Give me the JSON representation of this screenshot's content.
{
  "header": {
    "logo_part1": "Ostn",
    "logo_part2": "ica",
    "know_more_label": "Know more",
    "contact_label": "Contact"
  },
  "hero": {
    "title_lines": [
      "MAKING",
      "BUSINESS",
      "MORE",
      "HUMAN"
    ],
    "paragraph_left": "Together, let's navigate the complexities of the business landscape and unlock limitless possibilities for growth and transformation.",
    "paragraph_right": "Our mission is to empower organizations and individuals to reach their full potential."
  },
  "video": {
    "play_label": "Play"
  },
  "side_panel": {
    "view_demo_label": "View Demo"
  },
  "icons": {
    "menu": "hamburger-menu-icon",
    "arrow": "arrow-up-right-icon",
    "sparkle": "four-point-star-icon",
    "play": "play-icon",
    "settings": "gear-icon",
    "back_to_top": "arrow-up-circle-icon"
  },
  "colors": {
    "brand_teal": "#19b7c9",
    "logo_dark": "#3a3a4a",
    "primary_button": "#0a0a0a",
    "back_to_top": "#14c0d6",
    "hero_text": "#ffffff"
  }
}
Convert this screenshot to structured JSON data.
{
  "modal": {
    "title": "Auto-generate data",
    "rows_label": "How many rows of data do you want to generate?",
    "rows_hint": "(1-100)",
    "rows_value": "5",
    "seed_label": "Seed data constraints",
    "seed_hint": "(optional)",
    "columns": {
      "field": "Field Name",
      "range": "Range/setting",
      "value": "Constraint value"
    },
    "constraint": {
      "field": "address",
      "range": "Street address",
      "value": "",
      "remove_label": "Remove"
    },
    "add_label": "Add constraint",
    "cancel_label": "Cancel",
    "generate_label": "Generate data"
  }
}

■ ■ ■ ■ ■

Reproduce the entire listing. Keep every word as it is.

→ **Written response**
Give me the JSON representation of this screenshot's content.
{
  "header": {
    "logo_part1": "Ostn",
    "logo_part2": "ica",
    "know_more_label": "Know more",
    "contact_label": "Contact"
  },
  "hero": {
    "title_lines": [
      "MAKING",
      "BUSINESS",
      "MORE",
      "HUMAN"
    ],
    "paragraph_left": "Together, let's navigate the complexities of the business landscape and unlock limitless possibilities for growth and transformation.",
    "paragraph_right": "Our mission is to empower organizations and individuals to reach their full potential."
  },
  "video": {
    "play_label": "Play"
  },
  "side_panel": {
    "view_demo_label": "View Demo"
  },
  "icons": {
    "menu": "hamburger-menu-icon",
    "arrow": "arrow-up-right-icon",
    "sparkle": "four-point-star-icon",
    "play": "play-icon",
    "settings": "gear-icon",
    "back_to_top": "arrow-up-circle-icon"
  },
  "colors": {
    "brand_teal": "#19b7c9",
    "logo_dark": "#3a3a4a",
    "primary_button": "#0a0a0a",
    "back_to_top": "#14c0d6",
    "hero_text": "#ffffff"
  }
}
Convert this screenshot to structured JSON data.
{
  "modal": {
    "title": "Auto-generate data",
    "rows_label": "How many rows of data do you want to generate?",
    "rows_hint": "(1-100)",
    "rows_value": "5",
    "seed_label": "Seed data constraints",
    "seed_hint": "(optional)",
    "columns": {
      "field": "Field Name",
      "range": "Range/setting",
      "value": "Constraint value"
    },
    "constraint": {
      "field": "address",
      "range": "Street address",
      "value": "",
      "remove_label": "Remove"
    },
    "add_label": "Add constraint",
    "cancel_label": "Cancel",
    "generate_label": "Generate data"
  }
}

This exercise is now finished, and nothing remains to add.